### DESCRIPTION OF THE TASK
Could you repeat all of the entries below, character for character?

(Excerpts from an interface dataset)
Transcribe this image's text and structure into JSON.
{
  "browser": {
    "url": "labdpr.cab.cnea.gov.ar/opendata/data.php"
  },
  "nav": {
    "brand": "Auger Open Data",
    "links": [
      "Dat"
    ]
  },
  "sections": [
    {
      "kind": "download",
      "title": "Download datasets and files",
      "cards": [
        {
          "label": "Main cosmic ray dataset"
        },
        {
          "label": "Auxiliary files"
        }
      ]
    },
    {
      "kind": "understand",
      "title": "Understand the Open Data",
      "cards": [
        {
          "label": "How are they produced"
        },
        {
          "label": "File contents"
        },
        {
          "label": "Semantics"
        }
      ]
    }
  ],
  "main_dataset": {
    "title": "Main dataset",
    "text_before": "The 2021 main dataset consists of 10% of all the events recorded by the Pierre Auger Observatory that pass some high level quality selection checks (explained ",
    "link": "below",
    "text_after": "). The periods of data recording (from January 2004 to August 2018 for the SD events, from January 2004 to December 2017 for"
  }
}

### WRITTEN SOLUTION
Transcribe this image's text and structure into JSON.
{
  "browser": {
    "url": "labdpr.cab.cnea.gov.ar/opendata/data.php"
  },
  "nav": {
    "brand": "Auger Open Data",
    "links": [
      "Dat"
    ]
  },
  "sections": [
    {
      "kind": "download",
      "title": "Download datasets and files",
      "cards": [
        {
          "label": "Main cosmic ray dataset"
        },
        {
          "label": "Auxiliary files"
        }
      ]
    },
    {
      "kind": "understand",
      "title": "Understand the Open Data",
      "cards": [
        {
          "label": "How are they produced"
        },
        {
          "label": "File contents"
        },
        {
          "label": "Semantics"
        }
      ]
    }
  ],
  "main_dataset": {
    "title": "Main dataset",
    "text_before": "The 2021 main dataset consists of 10% of all the events recorded by the Pierre Auger Observatory that pass some high level quality selection checks (explained ",
    "link": "below",
    "text_after": "). The periods of data recording (from January 2004 to August 2018 for the SD events, from January 2004 to December 2017 for"
  }
}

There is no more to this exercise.